Marathon workout: the race simulation long run
Experienced marathoners can get more out of their long run with goal pace intervals to mimic the specific demands of race day
The long run is arguably the most important part of marathon training. While beginners will mostly use the weekly staple to slowly build up mileage so they can handle the marathon distance, more experienced marathoners will use a few of their long runs to simulate race day. By using your long run to practice your race pace and nutrition strategy, you can build confidence heading into race day.
How to simulate your race during your long run
There are a few factors to consider when using your long run to simulate race day. The first is pacing. The goal here is not to do your entire long run at your goal race pace (that would be overkill and likely lead to burnout before race day arrives), but instead to include some race-pace intervals during your run to mimic the feelings of late-race fatigue.
For example, an experienced marathoner could use the middle of their long run to run three to six kilometres at their goal race pace. Doing so once or twice (with five to 10 minutes of easy jogging in between) will give you practice both running at your goal pace and continuing to run afterward when you’re more fatigued. Alternatively, you could run intervals of two minutes at marathon pace followed by two minutes at easy run pace for six or eight kilometres in the middle of your run to achieve a similar effect.

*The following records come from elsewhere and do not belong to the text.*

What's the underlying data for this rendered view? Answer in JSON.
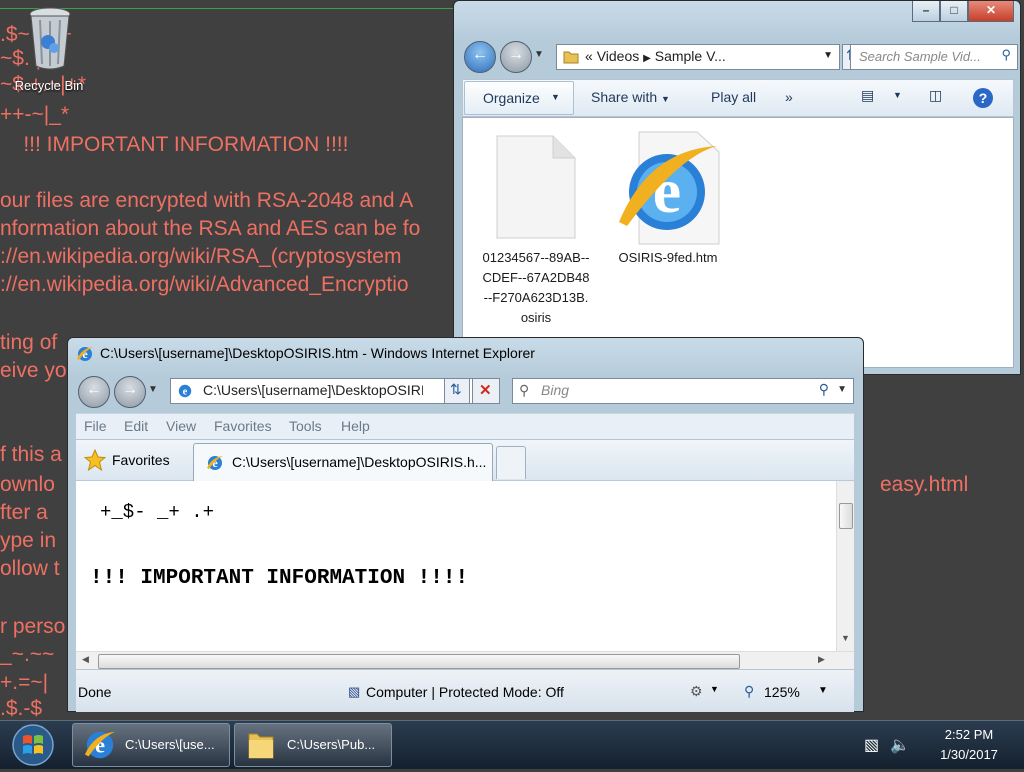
{
  "desktop": {
    "recycle_bin_label": "Recycle Bin",
    "wallpaper_lines": [
      ".$~ _~+",
      "~$. |+*",
      "~$ +.~|+*",
      "++-~|_*",
      "    !!! IMPORTANT INFORMATION !!!!",
      "our files are encrypted with RSA-2048 and A",
      "nformation about the RSA and AES can be fo",
      "://en.wikipedia.org/wiki/RSA_(cryptosystem",
      "://en.wikipedia.org/wiki/Advanced_Encryptio",
      "ting of",
      "eive yo",
      "f this a",
      "ownlo",
      "fter a",
      "ype in",
      "ollow t",
      "r perso",
      "_~.~~",
      "+.=~|",
      ".$.-$"
    ],
    "wallpaper_fragment_right": "easy.html"
  },
  "explorer": {
    "breadcrumb_prefix": "«",
    "breadcrumb": [
      "Videos",
      "Sample V..."
    ],
    "search_placeholder": "Search Sample Vid...",
    "toolbar": {
      "organize": "Organize",
      "share_with": "Share with",
      "play_all": "Play all",
      "more": "»"
    },
    "files": [
      {
        "name": "01234567--89AB--CDEF--67A2DB48--F270A623D13B.osiris",
        "icon": "blank-file-icon"
      },
      {
        "name": "OSIRIS-9fed.htm",
        "icon": "ie-html-file-icon"
      }
    ]
  },
  "ie": {
    "title": "C:\\Users\\[username]\\DesktopOSIRIS.htm - Windows Internet Explorer",
    "address": "C:\\Users\\[username]\\DesktopOSIRIS.htm",
    "search_placeholder": "Bing",
    "menu": [
      "File",
      "Edit",
      "View",
      "Favorites",
      "Tools",
      "Help"
    ],
    "favorites_label": "Favorites",
    "tab_title": "C:\\Users\\[username]\\DesktopOSIRIS.h...",
    "page": {
      "art": "+_$- _+ .+",
      "heading": "!!! IMPORTANT INFORMATION !!!!"
    },
    "status": {
      "done": "Done",
      "zone": "Computer | Protected Mode: Off",
      "zoom": "125%"
    }
  },
  "taskbar": {
    "buttons": [
      {
        "label": "C:\\Users\\[use...",
        "icon": "ie-icon"
      },
      {
        "label": "C:\\Users\\Pub...",
        "icon": "folder-icon"
      }
    ],
    "time": "2:52 PM",
    "date": "1/30/2017"
  },
  "colors": {
    "wallpaper_bg": "#404040",
    "wallpaper_text": "#ee7062"
  }
}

The second factor to consider is nutrition. The long run is your opportunity to practice and perfect your nutrition strategy heading into race day, and when you combine this with race-pace intervals, you’ll get a much better idea of what works for you and what doesn’t.
Finally, depending on the marathon you’re preparing for, you may want to plan a route that simulates the course you’ll be running on. If your goal race has some rolling hills, for example, it’s a good idea to do your race simulation long run on similar terrain.
When should you do a race simulation long run?
It’s not necessary to turn every one of your long runs into a race simulation (and in fact, that is inadvisable). In the first several weeks of marathon training, all of your long runs should be done at an easy pace as you build up your mileage. Race simulation long runs are best saved for later in your training cycle, when your fitness level is higher.
You also shouldn’t do these every week, since they can be quite taxing. Once or twice in your training cycle is likely adequate to build your confidence and give you a good idea of where you’re at in terms of your readiness for race day. Additionally, on the weeks that you plan to do a race simulation, you may need to modify your other workouts (or eliminate one entirely) to give your body more recovery time.
Not for beginners
We said this already, but it’s worth bringing up again. If you’re training for your first marathon, you’re probably better off not doing this type of workout at all. When you’ve never done the marathon distance before, the long run is there to help you gradually build up your mileage so you can handle the distance on race day. Adapting to the increase in distance every week will already be hard enough work for your body, and it will likely do more harm than good to stress it even more by adding intervals into the mix.
If, however, it’s your third or fourth marathon and you’re looking for a way to give yourself an extra edge, the race simulation long run is the perfect way to prepare for the specific demands of race day.